= Instructions for the task =
Reproduce the listing below word for word, with no pictures.

= Source material =

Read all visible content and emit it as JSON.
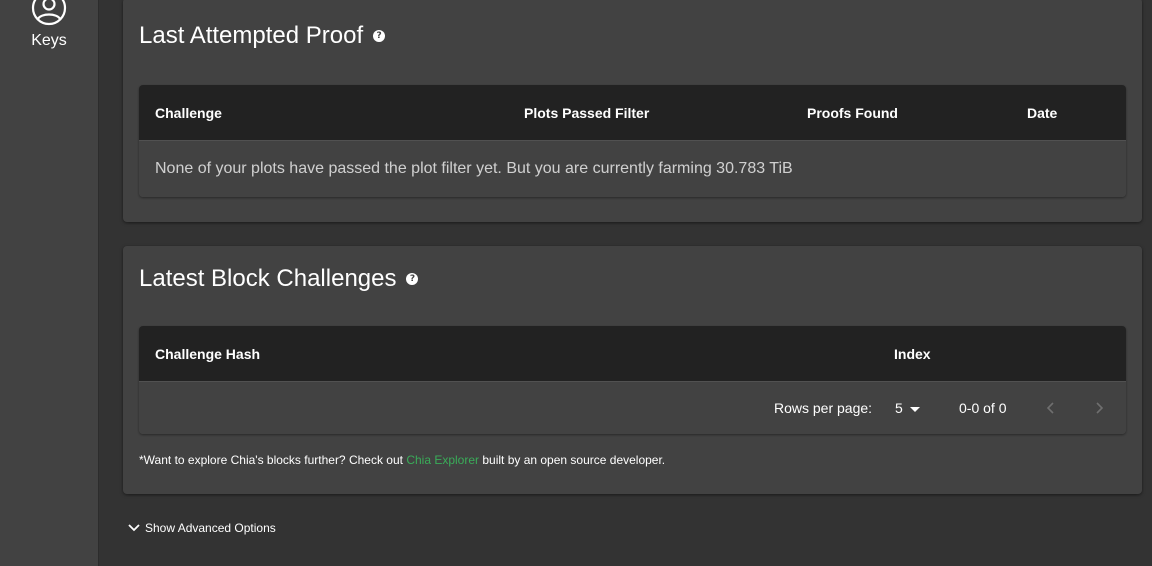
{
  "sidebar": {
    "keys_label": "Keys"
  },
  "last_attempted_proof": {
    "title": "Last Attempted Proof",
    "help_glyph": "?",
    "columns": [
      "Challenge",
      "Plots Passed Filter",
      "Proofs Found",
      "Date"
    ],
    "empty_message": "None of your plots have passed the plot filter yet. But you are currently farming 30.783 TiB"
  },
  "latest_block_challenges": {
    "title": "Latest Block Challenges",
    "help_glyph": "?",
    "columns": [
      "Challenge Hash",
      "Index"
    ],
    "pagination": {
      "rows_per_page_label": "Rows per page:",
      "rows_per_page_value": "5",
      "range": "0-0 of 0"
    },
    "footnote": {
      "prefix": "*Want to explore Chia's blocks further? Check out ",
      "link": "Chia Explorer",
      "suffix": " built by an open source developer."
    }
  },
  "advanced_options_label": "Show Advanced Options",
  "colors": {
    "background": "#333333",
    "card": "#424242",
    "table_header": "#222222",
    "link": "#3aac59"
  }
}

= Expected answer =
Read all visible content and emit it as JSON.
{
  "sidebar": {
    "keys_label": "Keys"
  },
  "last_attempted_proof": {
    "title": "Last Attempted Proof",
    "help_glyph": "?",
    "columns": [
      "Challenge",
      "Plots Passed Filter",
      "Proofs Found",
      "Date"
    ],
    "empty_message": "None of your plots have passed the plot filter yet. But you are currently farming 30.783 TiB"
  },
  "latest_block_challenges": {
    "title": "Latest Block Challenges",
    "help_glyph": "?",
    "columns": [
      "Challenge Hash",
      "Index"
    ],
    "pagination": {
      "rows_per_page_label": "Rows per page:",
      "rows_per_page_value": "5",
      "range": "0-0 of 0"
    },
    "footnote": {
      "prefix": "*Want to explore Chia's blocks further? Check out ",
      "link": "Chia Explorer",
      "suffix": " built by an open source developer."
    }
  },
  "advanced_options_label": "Show Advanced Options",
  "colors": {
    "background": "#333333",
    "card": "#424242",
    "table_header": "#222222",
    "link": "#3aac59"
  }
}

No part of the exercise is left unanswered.